Belmar, like Berkeley’s mayor, extended condolences to Martin’s family and also to the 34-year-old officer involved in the shooting, who was placed on leave pending the outcome of the investigation and whose name was not released.
“He will carry the weight of this for the rest of his life and certainly the rest of his career,” Belmar said of the officer. “So there are no winners here, there are nothing but losers.”
An attorney for the officer, Brian Millikan, told the Post-Dispatch that the officer was “shaken” by the incident.
Belmar said Martin had been previously arrested for assaults, armed robbery, armed criminal action and stealing since he turned 17. “He was known to law enforcement,” Belmar said, adding that the defacement of the gun’s serial number indicates that it might be stolen.
Although the officer was equipped with a body camera and a dashboard camera, neither device was activated, Belmar said. The dashboard camera in the car is apparently not activated if the car’s lights are not flashing and the officer apparently forgot to turn on the device at the start of his shift, Belmar said.
Both Belmar and the city’s mayor attributed the officer’s failure to activate the body camera as a result of the newness of the technology and limited training. “We’re not used to it all the time,” Belmar said.
The mayor, Hoskins, said in the future that officers would be better trained and that there would be “severe penalties” for officers who didn’t turn on the devices.
As a result, much of the investigation may hinge on video captured by at least one of the gas station’s surveillance cameras, which shows the officer pulling up at the Mobil station around 11:15 p.m.
The officer, who appears to be holding a flashlight, can be seen in the distance talking to two people. Belmar said that when the officer sees one of the men with a gun, he quickly moves backward, loses his balance, and fires three shots.

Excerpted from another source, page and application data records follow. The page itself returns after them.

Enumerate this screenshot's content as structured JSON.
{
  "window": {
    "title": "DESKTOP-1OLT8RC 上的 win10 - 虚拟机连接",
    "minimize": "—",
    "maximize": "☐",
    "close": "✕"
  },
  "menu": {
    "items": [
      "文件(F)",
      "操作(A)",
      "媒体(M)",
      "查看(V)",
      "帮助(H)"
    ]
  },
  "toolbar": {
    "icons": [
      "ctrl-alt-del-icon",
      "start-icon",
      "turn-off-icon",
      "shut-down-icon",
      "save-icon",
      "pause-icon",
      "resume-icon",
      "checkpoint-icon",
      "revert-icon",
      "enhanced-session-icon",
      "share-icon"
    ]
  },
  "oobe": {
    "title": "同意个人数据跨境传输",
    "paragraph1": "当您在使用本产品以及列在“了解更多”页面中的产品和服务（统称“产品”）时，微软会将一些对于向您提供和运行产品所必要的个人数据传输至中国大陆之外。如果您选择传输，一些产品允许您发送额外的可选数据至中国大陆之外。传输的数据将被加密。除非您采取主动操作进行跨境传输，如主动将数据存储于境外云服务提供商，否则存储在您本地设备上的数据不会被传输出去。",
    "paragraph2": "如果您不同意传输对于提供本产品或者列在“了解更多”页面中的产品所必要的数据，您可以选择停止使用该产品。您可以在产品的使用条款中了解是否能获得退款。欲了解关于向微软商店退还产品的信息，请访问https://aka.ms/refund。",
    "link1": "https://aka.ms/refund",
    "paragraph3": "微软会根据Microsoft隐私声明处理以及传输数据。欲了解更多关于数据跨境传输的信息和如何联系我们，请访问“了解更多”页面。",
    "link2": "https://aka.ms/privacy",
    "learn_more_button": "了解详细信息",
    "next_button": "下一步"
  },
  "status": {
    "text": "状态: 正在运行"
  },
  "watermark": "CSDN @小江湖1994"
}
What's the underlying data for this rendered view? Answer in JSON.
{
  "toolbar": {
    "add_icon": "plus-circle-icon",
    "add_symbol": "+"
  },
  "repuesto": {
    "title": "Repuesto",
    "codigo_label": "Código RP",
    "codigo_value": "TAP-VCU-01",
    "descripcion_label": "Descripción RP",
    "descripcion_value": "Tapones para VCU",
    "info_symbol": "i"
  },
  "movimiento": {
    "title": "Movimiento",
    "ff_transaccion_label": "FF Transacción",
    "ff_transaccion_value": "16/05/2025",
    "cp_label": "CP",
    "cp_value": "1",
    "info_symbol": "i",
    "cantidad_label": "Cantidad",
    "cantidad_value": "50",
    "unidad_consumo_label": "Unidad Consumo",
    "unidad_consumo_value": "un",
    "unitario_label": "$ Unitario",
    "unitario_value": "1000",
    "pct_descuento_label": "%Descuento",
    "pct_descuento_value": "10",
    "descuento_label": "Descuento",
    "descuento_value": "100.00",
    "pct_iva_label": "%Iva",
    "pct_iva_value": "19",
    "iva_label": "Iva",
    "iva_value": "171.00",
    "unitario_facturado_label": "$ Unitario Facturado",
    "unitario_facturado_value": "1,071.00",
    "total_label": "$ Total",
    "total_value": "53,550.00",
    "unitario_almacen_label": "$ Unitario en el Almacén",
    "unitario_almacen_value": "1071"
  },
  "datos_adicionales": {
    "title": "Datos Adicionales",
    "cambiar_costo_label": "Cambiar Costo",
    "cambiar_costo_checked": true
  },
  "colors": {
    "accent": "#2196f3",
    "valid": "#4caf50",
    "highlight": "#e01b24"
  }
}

“One shot struck the suspect and one shot struck the tire of the police car,” Belmar said, adding that the suspect did not appear to fire any shots.
That single shot appeared to be fatal, though Belmar said he didn’t know where Martin had been hit and that autopsy results were still pending. Berkeley EMS responders said that Martin appeared to be dead when they arrived, Belmar said.
Missouri Gov. Jay Nixon said in a statement Wednesday morning, “The events in Berkeley are a reminder that law enforcement officers have a difficult, and often dangerous, job in protecting themselves and law-abiding citizens.”